Tim Hovey (left), developer of the Apple Blossom Apartments, and Ron Basso, member of the Iron River Downtown Development Authority and project committee member, reviewed plans for renovating the old Central School on June 13.
IRON RIVER—Don’t call it “The Old Central School” anymore—the Apple Blossom Apartments development plans are under way.
Having received approval from the Michigan State Housing Development Authority, the project’s developer, the Hovey Companies, is moving forward with remediation plans, then renovating the building into one, two and three-bedroom affordable housing, along with retail space on the lower level.
Developer Tim Hovey, along with the project architect, Barry Polzin, representatives from Wolverine Building Group of Grand Rapids, general contractor for the project, conducted an onsite review of the plans, and met with members of the Downtown Development Authority’s project committee members on June 13.
“The group met at the site and spent several hours both inside and outside the building assessing what needs to happen next, and how best to coordinate activities,” said DDA member Ron Basso. The next step is lead paint remediation.

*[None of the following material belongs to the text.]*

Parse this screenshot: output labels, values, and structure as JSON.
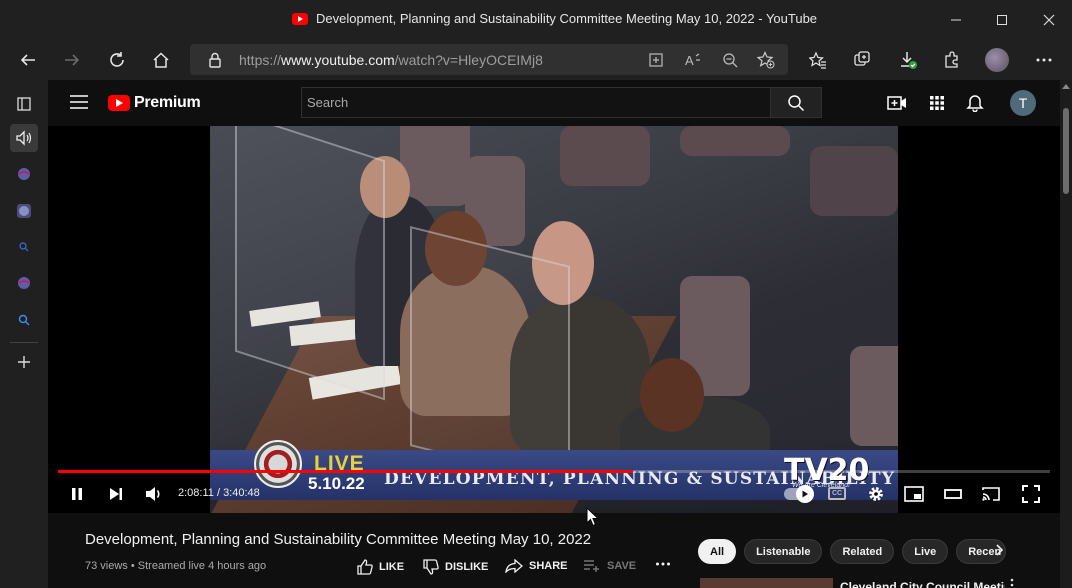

Polzin, who was also the architect for the Crystal View Apartments in Crystal Falls, brought plans for the units, which included converting the old auditorium, where the roof had collapsed, into a community room.
In order to apply for state historic tax credits through the State Historic Preservation Office, much of the original layout must be maintained. The exterior appearance also needs to be preserved.
“Everyone is hoping even the ivy on the walls will stay,” Basso said.
When completed, the building will contain 22 rental units for low-income and special needs residents.
The Federal Home Loan Bank of Indianapolis application for affordable housing grant dollars was submitted with the assistance of the First National Bank and Trust of Iron Mountain’s Iron River branch.
“This will keep the tax dollars in the community,” said Hovey.
Basso explained that the contractor, Wolverine Building Group, plans to use as many local subcontractors as possible for the project, which should get under way later this fall.